Happiness can creep in during the weirdest of moments — something Singaporean singer Linying knows well. On her new song, premiering exclusively on NYLON today, she encounters the emotion during a morally ambiguous rendezvous with a guy, who maybe already has a girlfriend and definitely doesn’t have good music taste. “But I’ve been so scared for so long about what the aftermath of heartbreak would look like that now, watching myself be cared for, attended to, appreciated and savoured like a peach in peak ripeness, feeling a freeness I never thought I’d feel – I’m filled with indescribable relief,” Linying tells NYLON of the track.
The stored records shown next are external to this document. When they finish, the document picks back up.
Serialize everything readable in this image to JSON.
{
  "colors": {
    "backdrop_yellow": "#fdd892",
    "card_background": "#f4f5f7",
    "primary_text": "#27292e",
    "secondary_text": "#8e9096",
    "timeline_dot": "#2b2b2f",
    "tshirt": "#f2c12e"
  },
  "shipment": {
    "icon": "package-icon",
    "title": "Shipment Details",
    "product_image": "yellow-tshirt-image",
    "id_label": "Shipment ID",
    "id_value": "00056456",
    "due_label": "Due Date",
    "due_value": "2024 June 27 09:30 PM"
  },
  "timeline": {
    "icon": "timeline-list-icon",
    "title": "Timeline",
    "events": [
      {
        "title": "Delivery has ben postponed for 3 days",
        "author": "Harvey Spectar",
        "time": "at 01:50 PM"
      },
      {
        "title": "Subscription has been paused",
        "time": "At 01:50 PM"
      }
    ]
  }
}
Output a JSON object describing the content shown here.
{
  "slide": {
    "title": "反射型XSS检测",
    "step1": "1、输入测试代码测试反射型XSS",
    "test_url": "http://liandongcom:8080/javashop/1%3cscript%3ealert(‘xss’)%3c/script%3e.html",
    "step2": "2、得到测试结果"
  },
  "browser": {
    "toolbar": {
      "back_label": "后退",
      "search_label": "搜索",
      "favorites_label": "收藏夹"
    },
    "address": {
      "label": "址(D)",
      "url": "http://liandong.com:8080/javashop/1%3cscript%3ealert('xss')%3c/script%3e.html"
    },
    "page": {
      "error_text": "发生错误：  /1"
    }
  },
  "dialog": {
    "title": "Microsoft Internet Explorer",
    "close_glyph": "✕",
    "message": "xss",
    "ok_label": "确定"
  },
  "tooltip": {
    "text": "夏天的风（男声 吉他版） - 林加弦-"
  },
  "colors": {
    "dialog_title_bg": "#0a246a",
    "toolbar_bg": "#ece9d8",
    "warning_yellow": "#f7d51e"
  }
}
Ethically, it’s all very gray but the song, an impossibly bouncy pop tune, beams in yellow.
“Happiness” is newest single from Linying’s forthcoming EP House Mouse, out Friday, Nov. 16. And despite its emotional complexity, it exudes its titular emotion through a vibrant pallette of bright boops and Linying’s own playful syncopated delivery: “You’re so polite-lite baby, lite-lite baby/ Even when you’re pulling my hair.” But it’s her lyricism that takes the cake, though: vivid and romantic descriptors of feeling “ripe” and “organic” like a fragrant bowl of tropical fruit. If she’s at fault she doesn’t feel it — it’s an anthem for being selfish and indulgent with yourself.
Those themes extend to the “Happiness” music video which plays like an impossibly luxe vacation blog, which it sort of was. She shot the visual with a friend, Michelle, during a 10-day trip to the Philippines, where they gorged themselves on fruit, surfed in the ocean, and thought about shooting the music video as the last task on the list. “I’d scramble into an outfit and full makeup once we saw that the light was good, and we’d shoot without a plan, looping the song over and over but never getting sick of it,” Linying says. “The significance of ‘Happiness’ just keeps compounding and expanding, for me!”
Linying, a rising voice out of Singapore, is a recent signee to the Canadian label Nettwerk, and even grabbed the attention of Troye Sivan in a recent video. Hear “Happiness” below.
What are you up to right now — describe your surroundings.
I’m alone in a very noisy, gaudy dimsum restaurant in East LA. There’s a curved entryway of very ornate columns in front of me and I’m sitting under an enormous seashell-shaped chandelier – fluorescent lighting everywhere! This was meant to be a quick grocery run but I got sidetracked, somehow convincing myself that I was just going in to “check out the menu.” Now there’s a half-eaten bean curd shrimp roll on my plate… I also just got yelled at by a server, which makes me feel at home. It’s so great!
What's the story behind “Happiness?”
There’s a disproportionate amount of emotional complexity to “Happiness” for me, for a song that brings me such simple, senseless joy every time I hit play on it! The situation is morally murky, off the bat, with a cosmic shower no girlfriend could possibly approve of, and the way I let our incompatible music tastes slide in the name of the Moment (my Lord, my Savior!) – but I’ve been so scared for so long about what the aftermath of heartbreak would look like that now, watching myself be cared for, attended to, appreciated and savoured like a peach in peak ripeness, feeling a freeness I never thought I’d feel – I’m filled with indescribable relief! In a nutshell: I’m gonna be okay.
What's your earliest music-related memory?
Maybe listening to “Love Potion No. 9” in my parents’ car? My dad was often the one ferrying my brother and I to and from school, and he always had the BBC on, so when Mum was driving we’d get to listen to her music. “Love Potion No. 9” and “Hotel California” were the first two songs I’d ever heard that I remember thinking, “This might be my favorite song,” about. Looking back on it now, something about the jangly minor chords and very vivid storytelling must have captivated young me.
Troye Sivan recently reacted to your song. How did that happen?
It’s wild, isn’t it?! He was on tour in Asia, and a local media outlet named Bandwagon conducted an interview with him, and I think the editor was playing him songs by me and No Rome to get his reaction. I’m very tickled at the point in the video where he breaks a very long silence by saying, “It’s super sexy.”
What's the last album you played in full and really enjoyed, and why did you like it?
Dave Harrington’s new solo record, The Pictures… I’ve been painting to it, running to it, cleaning the kitchen, staring out the window to it all week. I just ordered the limited edition cassette off Bandcamp. I just think it’s so gorgeous, moving and intimate, and I love how every song seamlessly flows into the next. I found myself gravitating to the same songs each time I listened through, and made a note of my favourites (“Love of the Game,” “Talisman” and “My Father’s Name”), but there really isn’t a point because every time I want to hear any part of it I feel I must hear all the parts that came before it. That’s a new feeling for me, and though I know nothing about its back story, it makes me think of loss and memory and consolation, and I think it’s such a special record.